We know some of what happened during those thirteen years, but they are mostly a mystery. St. Paul was a Christian for 33 years before he died, and he only preached the Gospel for the last twenty. The life of St. Paul should teach us two very important lessons. First, preparation is extremely important. When someone first has a conversion, they are usually very excited to preach the Gospel. They should not. Much damage has been done in the Church by people who begin preaching too soon after their conversion.
Tertullian, an early Christian theologian, is a prime example of this. At age 37 he converted to Christianity. He spent the next 10 years writing some of the most important books that have ever been written in Christian theology. By age 47, he had joined a group of heretics and split off from the Church. When a new convert becomes a teacher too quickly, pride follows. The most important lesson St. Paul learned in those thirteen years was humility. He never could have become the great apostle that he was without superhuman humility.

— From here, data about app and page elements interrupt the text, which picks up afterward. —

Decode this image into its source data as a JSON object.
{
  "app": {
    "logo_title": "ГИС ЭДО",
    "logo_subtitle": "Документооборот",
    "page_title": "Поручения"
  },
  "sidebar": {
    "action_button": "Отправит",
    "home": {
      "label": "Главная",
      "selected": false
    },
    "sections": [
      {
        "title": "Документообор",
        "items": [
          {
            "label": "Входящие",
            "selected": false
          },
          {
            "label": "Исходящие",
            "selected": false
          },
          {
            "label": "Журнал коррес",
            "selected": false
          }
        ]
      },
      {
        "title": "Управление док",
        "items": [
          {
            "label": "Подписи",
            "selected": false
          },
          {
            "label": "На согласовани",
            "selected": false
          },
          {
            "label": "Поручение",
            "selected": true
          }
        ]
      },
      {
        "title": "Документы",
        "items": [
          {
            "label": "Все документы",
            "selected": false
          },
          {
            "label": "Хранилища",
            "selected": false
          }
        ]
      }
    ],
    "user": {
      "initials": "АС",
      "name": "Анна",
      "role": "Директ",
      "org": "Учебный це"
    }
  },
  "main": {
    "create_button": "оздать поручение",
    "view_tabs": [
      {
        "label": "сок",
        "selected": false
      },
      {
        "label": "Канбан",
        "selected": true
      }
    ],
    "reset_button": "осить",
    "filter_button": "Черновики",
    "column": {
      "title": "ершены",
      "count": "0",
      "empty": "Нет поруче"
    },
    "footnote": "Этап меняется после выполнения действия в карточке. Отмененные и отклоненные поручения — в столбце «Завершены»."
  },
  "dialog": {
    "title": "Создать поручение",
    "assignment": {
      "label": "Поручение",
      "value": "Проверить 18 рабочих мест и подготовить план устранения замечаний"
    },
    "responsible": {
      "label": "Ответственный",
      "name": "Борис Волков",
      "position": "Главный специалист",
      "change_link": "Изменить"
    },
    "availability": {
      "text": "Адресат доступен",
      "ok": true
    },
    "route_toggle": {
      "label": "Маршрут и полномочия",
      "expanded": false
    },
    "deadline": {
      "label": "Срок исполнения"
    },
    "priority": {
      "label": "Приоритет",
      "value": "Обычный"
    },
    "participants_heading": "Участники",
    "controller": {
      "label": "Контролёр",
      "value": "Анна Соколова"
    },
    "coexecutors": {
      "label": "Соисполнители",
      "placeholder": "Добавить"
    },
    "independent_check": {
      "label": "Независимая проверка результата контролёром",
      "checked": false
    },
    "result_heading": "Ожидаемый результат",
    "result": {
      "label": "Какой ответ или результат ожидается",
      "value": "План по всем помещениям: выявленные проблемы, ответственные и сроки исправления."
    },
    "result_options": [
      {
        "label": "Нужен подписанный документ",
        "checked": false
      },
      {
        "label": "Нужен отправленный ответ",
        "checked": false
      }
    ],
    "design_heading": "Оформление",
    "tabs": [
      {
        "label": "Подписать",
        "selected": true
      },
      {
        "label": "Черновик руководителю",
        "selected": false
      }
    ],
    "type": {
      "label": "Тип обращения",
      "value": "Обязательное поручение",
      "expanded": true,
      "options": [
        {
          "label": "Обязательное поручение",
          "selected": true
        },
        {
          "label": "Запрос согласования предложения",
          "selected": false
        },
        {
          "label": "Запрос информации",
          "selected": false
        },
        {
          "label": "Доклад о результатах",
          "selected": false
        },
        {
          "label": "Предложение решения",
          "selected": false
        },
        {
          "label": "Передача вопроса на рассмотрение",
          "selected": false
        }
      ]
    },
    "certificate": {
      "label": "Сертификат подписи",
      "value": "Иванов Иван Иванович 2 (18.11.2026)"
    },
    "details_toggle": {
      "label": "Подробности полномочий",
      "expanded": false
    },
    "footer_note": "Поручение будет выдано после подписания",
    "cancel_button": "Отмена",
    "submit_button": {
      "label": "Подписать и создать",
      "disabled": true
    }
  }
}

The second lesson we should learn from St. Paul’s life is how much a person can accomplish in twenty years. When we think of everything St. Paul is remembered for, it all happened within twenty years. It is easy to waste twenty years in front of the television or surfing the internet. Imagine what we could do in the next twenty years if we all stopped wasting time and started working. Some of you are just beginning to walk seriously with Jesus Christ, are just beginning your own thirteen years of preparation. Some of you ought to be out converting the world by now. Imagine what God could accomplish if, starting today, starting right now, we put aside every vestige of selfishness and committed ourselves perfectly, uncompromisingly, to love God and our neighbor.